_PROBLEM TO SOLVE_: Give the number of lines in these entries that contain the string "icon", with no further comment.

_Stored items from a collection_:
----
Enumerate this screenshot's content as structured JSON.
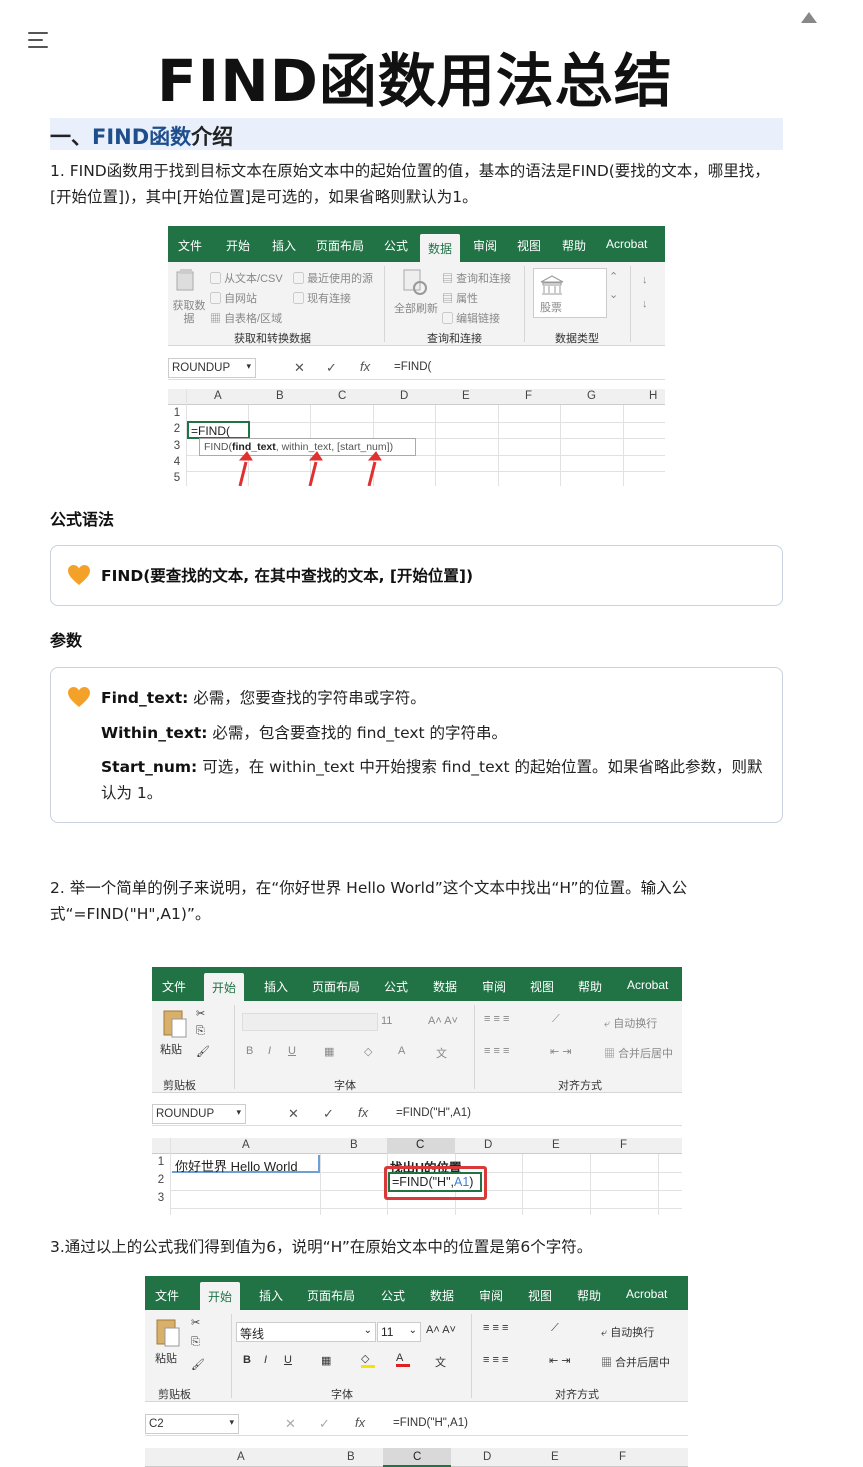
{
  "title": "FIND函数用法总结",
  "section1": {
    "prefix": "一、",
    "highlight": "FIND函数",
    "suffix": "介绍"
  },
  "para1": "1. FIND函数用于找到目标文本在原始文本中的起始位置的值，基本的语法是FIND(要找的文本，哪里找，[开始位置])，其中[开始位置]是可选的，如果省略则默认为1。",
  "syntax_heading": "公式语法",
  "syntax_box": "FIND(要查找的文本, 在其中查找的文本, [开始位置])",
  "params_heading": "参数",
  "params": [
    {
      "name": "Find_text:",
      "desc": " 必需，您要查找的字符串或字符。"
    },
    {
      "name": "Within_text:",
      "desc": " 必需，包含要查找的 find_text 的字符串。"
    },
    {
      "name": "Start_num:",
      "desc": " 可选，在 within_text 中开始搜索 find_text 的起始位置。如果省略此参数，则默认为 1。"
    }
  ],
  "para2": "2. 举一个简单的例子来说明，在“你好世界 Hello World”这个文本中找出“H”的位置。输入公式“=FIND(\"H\",A1)”。",
  "para3": "3.通过以上的公式我们得到值为6，说明“H”在原始文本中的位置是第6个字符。",
  "excel1": {
    "tabs": [
      "文件",
      "开始",
      "插入",
      "页面布局",
      "公式",
      "数据",
      "审阅",
      "视图",
      "帮助",
      "Acrobat"
    ],
    "active_tab": "数据",
    "ribbon": {
      "get_data": "获取数据",
      "from_csv": "从文本/CSV",
      "from_web": "自网站",
      "from_table": "自表格/区域",
      "recent": "最近使用的源",
      "existing": "现有连接",
      "group1": "获取和转换数据",
      "refresh_all": "全部刷新",
      "queries": "查询和连接",
      "properties": "属性",
      "edit_links": "编辑链接",
      "group2": "查询和连接",
      "stocks": "股票",
      "group3": "数据类型"
    },
    "name_box": "ROUNDUP",
    "formula": "=FIND(",
    "columns": [
      "A",
      "B",
      "C",
      "D",
      "E",
      "F",
      "G",
      "H"
    ],
    "rows": [
      "1",
      "2",
      "3",
      "4",
      "5"
    ],
    "cell_a2": "=FIND(",
    "tooltip_fn": "FIND(",
    "tooltip_arg1": "find_text",
    "tooltip_rest": ", within_text, [start_num])"
  },
  "excel2": {
    "tabs": [
      "文件",
      "开始",
      "插入",
      "页面布局",
      "公式",
      "数据",
      "审阅",
      "视图",
      "帮助",
      "Acrobat"
    ],
    "active_tab": "开始",
    "ribbon": {
      "paste": "粘贴",
      "clipboard": "剪贴板",
      "font_group": "字体",
      "font_size": "11",
      "wrap": "自动换行",
      "merge": "合并后居中",
      "align_group": "对齐方式"
    },
    "name_box": "ROUNDUP",
    "formula": "=FIND(\"H\",A1)",
    "columns": [
      "A",
      "B",
      "C",
      "D",
      "E",
      "F"
    ],
    "rows": [
      "1",
      "2",
      "3"
    ],
    "cell_a1": "你好世界 Hello World",
    "cell_c1": "找出H的位置",
    "cell_c2_prefix": "=FIND(\"H\",",
    "cell_c2_ref": "A1",
    "cell_c2_suffix": ")"
  },
  "excel3": {
    "tabs": [
      "文件",
      "开始",
      "插入",
      "页面布局",
      "公式",
      "数据",
      "审阅",
      "视图",
      "帮助",
      "Acrobat"
    ],
    "active_tab": "开始",
    "ribbon": {
      "paste": "粘贴",
      "clipboard": "剪贴板",
      "font_name": "等线",
      "font_size": "11",
      "font_group": "字体",
      "wrap": "自动换行",
      "merge": "合并后居中",
      "align_group": "对齐方式"
    },
    "name_box": "C2",
    "formula": "=FIND(\"H\",A1)",
    "columns": [
      "A",
      "B",
      "C",
      "D",
      "E",
      "F"
    ]
  },
  "colors": {
    "excel_green": "#217346",
    "section_bg": "#eaf0fb",
    "highlight_blue": "#1f4e8c",
    "red_box": "#d83a3a",
    "heart": "#f4a12a"
  }
}
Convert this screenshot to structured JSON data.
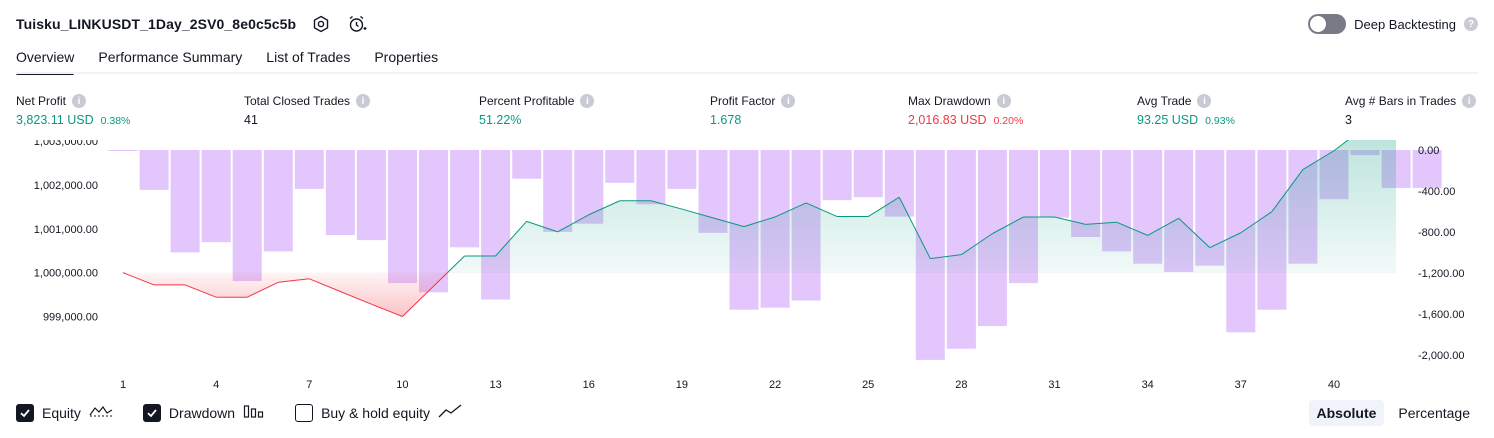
{
  "header": {
    "title": "Tuisku_LINKUSDT_1Day_2SV0_8e0c5c5b",
    "settings_icon": "hexagon-gear-icon",
    "alert_icon": "alarm-clock-plus-icon"
  },
  "deep_backtesting": {
    "label": "Deep Backtesting",
    "enabled": false
  },
  "tabs": [
    {
      "label": "Overview",
      "active": true
    },
    {
      "label": "Performance Summary",
      "active": false
    },
    {
      "label": "List of Trades",
      "active": false
    },
    {
      "label": "Properties",
      "active": false
    }
  ],
  "metrics": [
    {
      "label": "Net Profit",
      "value": "3,823.11 USD",
      "sub": "0.38%",
      "color": "#089981"
    },
    {
      "label": "Total Closed Trades",
      "value": "41",
      "sub": "",
      "color": "#131722"
    },
    {
      "label": "Percent Profitable",
      "value": "51.22%",
      "sub": "",
      "color": "#089981"
    },
    {
      "label": "Profit Factor",
      "value": "1.678",
      "sub": "",
      "color": "#089981"
    },
    {
      "label": "Max Drawdown",
      "value": "2,016.83 USD",
      "sub": "0.20%",
      "color": "#f23645"
    },
    {
      "label": "Avg Trade",
      "value": "93.25 USD",
      "sub": "0.93%",
      "color": "#089981"
    },
    {
      "label": "Avg # Bars in Trades",
      "value": "3",
      "sub": "",
      "color": "#131722"
    }
  ],
  "chart_data": {
    "type": "line",
    "baseline": 1000000,
    "x_ticks": [
      "1",
      "4",
      "7",
      "10",
      "13",
      "16",
      "19",
      "22",
      "25",
      "28",
      "31",
      "34",
      "37",
      "40"
    ],
    "y_left_ticks": [
      "1,003,000.00",
      "1,002,000.00",
      "1,001,000.00",
      "1,000,000.00",
      "999,000.00"
    ],
    "y_right_ticks": [
      "0.00",
      "-400.00",
      "-800.00",
      "-1,200.00",
      "-1,600.00",
      "-2,000.00"
    ],
    "ylim_left": [
      998650,
      1003800
    ],
    "ylim_right": [
      -2100,
      0
    ],
    "series": [
      {
        "name": "Equity",
        "values": [
          1000000,
          999720,
          999720,
          999440,
          999440,
          999780,
          999860,
          999570,
          999280,
          999000,
          999690,
          1000380,
          1000380,
          1001170,
          1000930,
          1001320,
          1001640,
          1001640,
          1001450,
          1001250,
          1001050,
          1001270,
          1001590,
          1001280,
          1001280,
          1001720,
          1000320,
          1000410,
          1000890,
          1001270,
          1001270,
          1001100,
          1001150,
          1000850,
          1001240,
          1000570,
          1000910,
          1001390,
          1002350,
          1002780,
          1003320,
          1003830
        ]
      },
      {
        "name": "Drawdown",
        "values": [
          -10,
          -390,
          -1000,
          -900,
          -1280,
          -990,
          -380,
          -830,
          -880,
          -1300,
          -1390,
          -950,
          -1460,
          -280,
          -800,
          -720,
          -320,
          -530,
          -380,
          -810,
          -1560,
          -1540,
          -1470,
          -490,
          -460,
          -650,
          -2050,
          -1940,
          -1720,
          -1300,
          -660,
          -850,
          -990,
          -1110,
          -1190,
          -1130,
          -1780,
          -1560,
          -1110,
          -480,
          -50,
          -370,
          -370
        ]
      }
    ],
    "legend": "bottom"
  },
  "legend_items": [
    {
      "label": "Equity",
      "checked": true,
      "icon": "equity-line-icon"
    },
    {
      "label": "Drawdown",
      "checked": true,
      "icon": "drawdown-bars-icon"
    },
    {
      "label": "Buy & hold equity",
      "checked": false,
      "icon": "buy-hold-line-icon"
    }
  ],
  "mode": {
    "absolute": "Absolute",
    "percentage": "Percentage",
    "selected": "Absolute"
  },
  "colors": {
    "profit": "#089981",
    "loss": "#f23645",
    "drawdown_bar": "#e1c3fb",
    "text": "#131722"
  }
}
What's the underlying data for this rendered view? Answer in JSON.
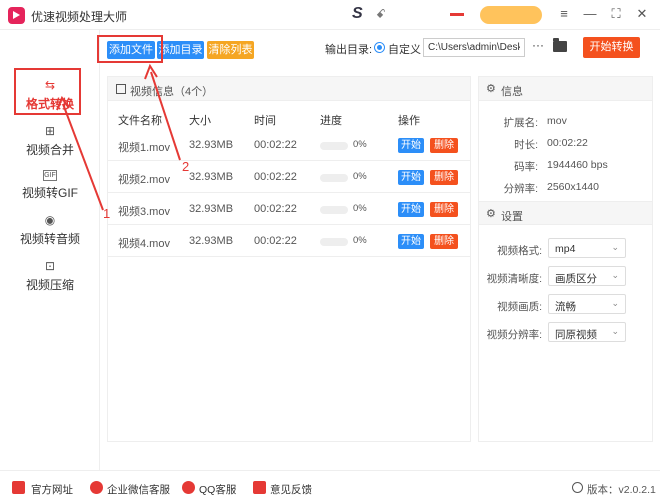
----
_RESPONSE AREA_: 5